ASSIGNMENT → Among the entries below, find the lines with "JSON" and copy them.

INPUT DATA →

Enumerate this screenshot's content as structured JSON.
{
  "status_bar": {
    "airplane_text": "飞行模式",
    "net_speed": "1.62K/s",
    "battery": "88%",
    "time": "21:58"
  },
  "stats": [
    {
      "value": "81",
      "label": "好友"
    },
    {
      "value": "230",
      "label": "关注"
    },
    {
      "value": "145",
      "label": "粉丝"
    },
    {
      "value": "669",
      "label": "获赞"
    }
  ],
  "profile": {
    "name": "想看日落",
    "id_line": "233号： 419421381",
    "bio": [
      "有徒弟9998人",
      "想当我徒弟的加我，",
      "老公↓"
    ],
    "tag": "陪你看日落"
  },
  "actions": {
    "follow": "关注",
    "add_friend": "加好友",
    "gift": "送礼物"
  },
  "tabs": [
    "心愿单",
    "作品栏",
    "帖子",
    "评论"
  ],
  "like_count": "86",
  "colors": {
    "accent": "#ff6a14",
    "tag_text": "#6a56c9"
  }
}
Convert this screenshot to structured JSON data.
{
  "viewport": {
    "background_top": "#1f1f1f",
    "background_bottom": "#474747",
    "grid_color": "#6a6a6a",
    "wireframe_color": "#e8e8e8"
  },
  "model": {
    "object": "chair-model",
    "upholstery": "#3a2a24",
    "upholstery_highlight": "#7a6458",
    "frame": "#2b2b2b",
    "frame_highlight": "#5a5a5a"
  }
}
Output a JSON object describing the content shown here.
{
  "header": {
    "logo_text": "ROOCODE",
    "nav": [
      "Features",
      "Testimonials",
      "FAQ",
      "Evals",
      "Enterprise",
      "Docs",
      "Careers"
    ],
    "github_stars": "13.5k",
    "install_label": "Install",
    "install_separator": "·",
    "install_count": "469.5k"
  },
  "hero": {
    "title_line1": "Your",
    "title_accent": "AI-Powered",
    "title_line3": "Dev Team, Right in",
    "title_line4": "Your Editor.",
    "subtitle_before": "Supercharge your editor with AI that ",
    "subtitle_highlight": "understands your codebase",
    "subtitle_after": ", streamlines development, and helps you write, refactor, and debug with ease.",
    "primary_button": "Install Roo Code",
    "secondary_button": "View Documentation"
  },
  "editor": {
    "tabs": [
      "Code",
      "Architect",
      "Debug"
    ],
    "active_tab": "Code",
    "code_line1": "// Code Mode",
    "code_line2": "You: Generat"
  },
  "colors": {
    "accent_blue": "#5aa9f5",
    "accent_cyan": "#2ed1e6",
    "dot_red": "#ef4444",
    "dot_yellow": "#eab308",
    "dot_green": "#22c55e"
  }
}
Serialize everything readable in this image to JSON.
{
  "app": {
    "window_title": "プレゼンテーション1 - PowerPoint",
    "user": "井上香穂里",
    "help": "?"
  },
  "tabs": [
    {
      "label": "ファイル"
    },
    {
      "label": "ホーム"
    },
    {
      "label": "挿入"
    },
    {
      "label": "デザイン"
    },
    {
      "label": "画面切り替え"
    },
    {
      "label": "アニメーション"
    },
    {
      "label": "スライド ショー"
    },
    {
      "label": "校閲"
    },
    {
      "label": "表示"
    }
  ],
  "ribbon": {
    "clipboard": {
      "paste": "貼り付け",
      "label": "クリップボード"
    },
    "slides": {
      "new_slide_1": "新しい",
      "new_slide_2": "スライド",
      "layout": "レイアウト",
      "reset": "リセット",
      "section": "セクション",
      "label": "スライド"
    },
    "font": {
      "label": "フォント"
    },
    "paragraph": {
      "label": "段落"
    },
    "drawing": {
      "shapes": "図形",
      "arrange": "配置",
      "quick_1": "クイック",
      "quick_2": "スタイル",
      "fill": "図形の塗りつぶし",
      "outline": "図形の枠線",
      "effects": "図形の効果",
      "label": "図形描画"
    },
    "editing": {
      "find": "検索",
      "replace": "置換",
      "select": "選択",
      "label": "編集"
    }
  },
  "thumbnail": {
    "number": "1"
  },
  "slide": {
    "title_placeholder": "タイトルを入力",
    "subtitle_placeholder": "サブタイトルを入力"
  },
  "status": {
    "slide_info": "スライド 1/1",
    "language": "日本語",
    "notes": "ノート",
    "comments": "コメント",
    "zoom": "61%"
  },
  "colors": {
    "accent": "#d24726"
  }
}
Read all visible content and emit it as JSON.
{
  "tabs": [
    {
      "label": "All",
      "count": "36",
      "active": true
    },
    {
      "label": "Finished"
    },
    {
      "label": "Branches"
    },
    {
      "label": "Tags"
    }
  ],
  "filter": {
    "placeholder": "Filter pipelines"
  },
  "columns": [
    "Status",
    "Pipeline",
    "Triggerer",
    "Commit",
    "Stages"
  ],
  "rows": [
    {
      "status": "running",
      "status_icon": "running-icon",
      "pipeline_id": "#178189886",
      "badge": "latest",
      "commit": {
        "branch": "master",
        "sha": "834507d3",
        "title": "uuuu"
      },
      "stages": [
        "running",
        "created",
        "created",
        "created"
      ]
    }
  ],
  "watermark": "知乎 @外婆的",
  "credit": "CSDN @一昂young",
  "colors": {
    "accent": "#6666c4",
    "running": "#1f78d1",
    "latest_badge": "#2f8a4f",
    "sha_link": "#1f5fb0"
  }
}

YOUR RESPONSE →
Enumerate this screenshot's content as structured JSON.
Convert this screenshot to structured JSON data.
Output a JSON object describing the content shown here.
Serialize everything readable in this image to JSON.
Read all visible content and emit it as JSON.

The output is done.